- **Required work**: Which lines in the records below contain the word "this"? Return each of them.

[Records supplied — start]

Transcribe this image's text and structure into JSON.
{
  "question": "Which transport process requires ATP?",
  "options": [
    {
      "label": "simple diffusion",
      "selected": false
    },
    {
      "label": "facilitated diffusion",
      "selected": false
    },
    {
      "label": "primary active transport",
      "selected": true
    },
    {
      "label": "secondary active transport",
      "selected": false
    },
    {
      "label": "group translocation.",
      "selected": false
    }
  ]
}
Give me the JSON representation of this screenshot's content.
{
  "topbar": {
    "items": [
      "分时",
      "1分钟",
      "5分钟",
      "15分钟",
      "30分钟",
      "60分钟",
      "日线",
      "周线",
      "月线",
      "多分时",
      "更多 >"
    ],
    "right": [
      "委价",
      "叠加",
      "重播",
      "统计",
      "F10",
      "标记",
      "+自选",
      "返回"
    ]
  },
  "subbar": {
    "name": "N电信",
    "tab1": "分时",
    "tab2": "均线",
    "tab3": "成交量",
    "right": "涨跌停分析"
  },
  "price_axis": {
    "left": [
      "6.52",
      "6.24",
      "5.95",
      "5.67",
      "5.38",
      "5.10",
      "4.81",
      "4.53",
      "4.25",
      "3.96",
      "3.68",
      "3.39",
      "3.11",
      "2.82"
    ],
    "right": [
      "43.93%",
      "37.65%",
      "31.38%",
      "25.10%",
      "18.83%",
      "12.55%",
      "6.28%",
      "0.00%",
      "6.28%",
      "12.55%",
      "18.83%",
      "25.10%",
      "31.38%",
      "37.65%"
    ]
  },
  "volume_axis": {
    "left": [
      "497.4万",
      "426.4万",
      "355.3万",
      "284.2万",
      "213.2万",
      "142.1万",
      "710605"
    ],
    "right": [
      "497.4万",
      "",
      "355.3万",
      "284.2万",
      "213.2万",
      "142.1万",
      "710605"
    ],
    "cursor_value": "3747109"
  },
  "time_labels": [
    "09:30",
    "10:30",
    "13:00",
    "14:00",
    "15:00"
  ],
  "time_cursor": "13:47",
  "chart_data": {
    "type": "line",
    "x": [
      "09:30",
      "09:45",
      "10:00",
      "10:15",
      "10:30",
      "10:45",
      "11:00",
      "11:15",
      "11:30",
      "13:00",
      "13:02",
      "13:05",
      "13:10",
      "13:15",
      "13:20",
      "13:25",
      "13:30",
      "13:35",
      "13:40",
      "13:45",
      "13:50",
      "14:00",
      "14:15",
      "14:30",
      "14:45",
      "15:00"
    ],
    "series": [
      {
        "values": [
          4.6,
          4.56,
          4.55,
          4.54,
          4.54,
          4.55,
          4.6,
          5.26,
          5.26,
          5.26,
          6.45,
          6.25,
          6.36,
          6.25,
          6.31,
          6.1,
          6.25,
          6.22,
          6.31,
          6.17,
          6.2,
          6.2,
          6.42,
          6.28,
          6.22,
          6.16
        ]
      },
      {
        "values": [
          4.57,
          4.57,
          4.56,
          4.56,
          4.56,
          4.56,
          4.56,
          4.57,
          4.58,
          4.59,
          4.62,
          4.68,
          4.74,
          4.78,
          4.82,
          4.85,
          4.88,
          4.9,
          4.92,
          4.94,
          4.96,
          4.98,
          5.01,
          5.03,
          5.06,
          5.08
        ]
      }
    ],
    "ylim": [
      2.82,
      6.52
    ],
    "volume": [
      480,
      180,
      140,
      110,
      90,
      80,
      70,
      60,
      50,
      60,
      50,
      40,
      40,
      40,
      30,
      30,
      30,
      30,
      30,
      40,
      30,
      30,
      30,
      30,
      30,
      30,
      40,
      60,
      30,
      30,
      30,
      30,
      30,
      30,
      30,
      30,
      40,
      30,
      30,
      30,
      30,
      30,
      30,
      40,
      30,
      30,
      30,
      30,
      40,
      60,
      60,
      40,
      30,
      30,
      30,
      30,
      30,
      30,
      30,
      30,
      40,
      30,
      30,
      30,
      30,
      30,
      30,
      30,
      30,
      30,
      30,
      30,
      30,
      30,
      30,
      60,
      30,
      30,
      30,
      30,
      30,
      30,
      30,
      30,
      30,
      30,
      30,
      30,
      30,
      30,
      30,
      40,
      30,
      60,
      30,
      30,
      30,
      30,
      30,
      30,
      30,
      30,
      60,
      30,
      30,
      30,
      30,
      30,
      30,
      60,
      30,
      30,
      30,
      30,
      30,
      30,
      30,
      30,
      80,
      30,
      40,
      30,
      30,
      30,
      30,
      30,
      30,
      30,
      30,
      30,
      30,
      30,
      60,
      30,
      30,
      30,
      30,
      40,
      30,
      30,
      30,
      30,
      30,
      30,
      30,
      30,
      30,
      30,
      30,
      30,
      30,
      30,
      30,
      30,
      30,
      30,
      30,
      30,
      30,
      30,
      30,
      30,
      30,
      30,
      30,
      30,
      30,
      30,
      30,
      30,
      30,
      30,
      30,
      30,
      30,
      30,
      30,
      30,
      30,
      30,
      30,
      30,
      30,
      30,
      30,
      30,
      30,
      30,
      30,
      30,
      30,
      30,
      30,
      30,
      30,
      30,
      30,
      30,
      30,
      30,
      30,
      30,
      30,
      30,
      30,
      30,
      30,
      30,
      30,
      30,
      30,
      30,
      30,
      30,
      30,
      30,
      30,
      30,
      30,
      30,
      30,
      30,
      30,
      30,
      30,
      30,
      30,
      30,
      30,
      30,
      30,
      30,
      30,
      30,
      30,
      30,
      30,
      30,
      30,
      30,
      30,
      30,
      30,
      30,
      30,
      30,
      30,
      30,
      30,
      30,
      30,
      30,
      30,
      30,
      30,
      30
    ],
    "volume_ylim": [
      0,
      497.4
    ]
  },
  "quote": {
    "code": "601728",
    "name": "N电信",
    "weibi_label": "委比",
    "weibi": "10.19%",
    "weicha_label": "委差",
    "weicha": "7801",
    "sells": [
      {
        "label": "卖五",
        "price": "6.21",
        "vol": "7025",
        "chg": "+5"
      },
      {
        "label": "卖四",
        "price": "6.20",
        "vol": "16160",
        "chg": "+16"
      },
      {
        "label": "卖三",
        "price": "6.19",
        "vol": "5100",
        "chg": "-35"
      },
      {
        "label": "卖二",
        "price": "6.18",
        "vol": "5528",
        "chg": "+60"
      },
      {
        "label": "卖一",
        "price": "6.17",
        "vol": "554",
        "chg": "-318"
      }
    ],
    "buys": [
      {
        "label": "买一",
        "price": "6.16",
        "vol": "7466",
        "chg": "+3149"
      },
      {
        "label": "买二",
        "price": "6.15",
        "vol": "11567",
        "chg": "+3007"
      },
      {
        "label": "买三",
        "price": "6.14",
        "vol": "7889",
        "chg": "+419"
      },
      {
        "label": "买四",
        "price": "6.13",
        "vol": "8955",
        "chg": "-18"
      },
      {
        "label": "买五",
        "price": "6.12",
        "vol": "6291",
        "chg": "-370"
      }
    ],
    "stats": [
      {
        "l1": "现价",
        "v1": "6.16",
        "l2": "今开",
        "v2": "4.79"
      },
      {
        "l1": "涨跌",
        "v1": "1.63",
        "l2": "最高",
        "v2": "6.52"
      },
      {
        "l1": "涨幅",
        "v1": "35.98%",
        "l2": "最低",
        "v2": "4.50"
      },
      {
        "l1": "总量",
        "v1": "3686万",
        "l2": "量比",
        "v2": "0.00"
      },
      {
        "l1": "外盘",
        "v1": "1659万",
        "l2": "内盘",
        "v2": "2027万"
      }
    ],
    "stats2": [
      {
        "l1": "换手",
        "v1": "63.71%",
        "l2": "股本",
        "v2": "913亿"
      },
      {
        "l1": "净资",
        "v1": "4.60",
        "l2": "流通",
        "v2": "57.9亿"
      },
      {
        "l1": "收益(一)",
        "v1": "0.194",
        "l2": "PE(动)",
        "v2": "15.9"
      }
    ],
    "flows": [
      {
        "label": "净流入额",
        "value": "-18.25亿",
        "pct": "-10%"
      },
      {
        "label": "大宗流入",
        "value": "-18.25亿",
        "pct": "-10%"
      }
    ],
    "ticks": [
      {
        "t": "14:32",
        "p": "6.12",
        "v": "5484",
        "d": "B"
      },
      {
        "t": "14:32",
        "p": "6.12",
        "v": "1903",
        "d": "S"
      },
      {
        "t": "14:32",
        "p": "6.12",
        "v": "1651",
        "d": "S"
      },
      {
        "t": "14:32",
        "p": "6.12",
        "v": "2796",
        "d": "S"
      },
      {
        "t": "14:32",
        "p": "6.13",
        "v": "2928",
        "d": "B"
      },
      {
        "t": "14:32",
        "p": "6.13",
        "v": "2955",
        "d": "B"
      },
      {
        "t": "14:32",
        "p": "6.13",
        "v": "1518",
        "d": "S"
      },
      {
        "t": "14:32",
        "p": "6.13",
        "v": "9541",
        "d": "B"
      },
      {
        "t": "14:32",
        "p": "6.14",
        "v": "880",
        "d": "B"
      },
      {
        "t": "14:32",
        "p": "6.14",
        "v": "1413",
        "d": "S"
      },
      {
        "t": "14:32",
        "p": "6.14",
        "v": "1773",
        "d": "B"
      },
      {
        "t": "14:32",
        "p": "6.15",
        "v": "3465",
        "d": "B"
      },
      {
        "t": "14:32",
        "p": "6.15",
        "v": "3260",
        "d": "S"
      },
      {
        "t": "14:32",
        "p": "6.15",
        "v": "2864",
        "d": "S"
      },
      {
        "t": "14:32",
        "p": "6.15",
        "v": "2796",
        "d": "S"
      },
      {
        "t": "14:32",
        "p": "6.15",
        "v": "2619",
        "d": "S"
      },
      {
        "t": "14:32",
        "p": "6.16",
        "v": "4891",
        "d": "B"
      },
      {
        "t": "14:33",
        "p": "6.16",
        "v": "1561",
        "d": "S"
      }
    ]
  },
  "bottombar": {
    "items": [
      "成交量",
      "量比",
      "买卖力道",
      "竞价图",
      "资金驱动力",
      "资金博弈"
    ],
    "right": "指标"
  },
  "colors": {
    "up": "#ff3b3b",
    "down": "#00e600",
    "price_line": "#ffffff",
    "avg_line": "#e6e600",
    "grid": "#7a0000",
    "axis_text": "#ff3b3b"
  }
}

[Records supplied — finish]

- **Expected answer**:
Transcribe this image's text and structure into JSON.
Give me the JSON representation of this screenshot's content.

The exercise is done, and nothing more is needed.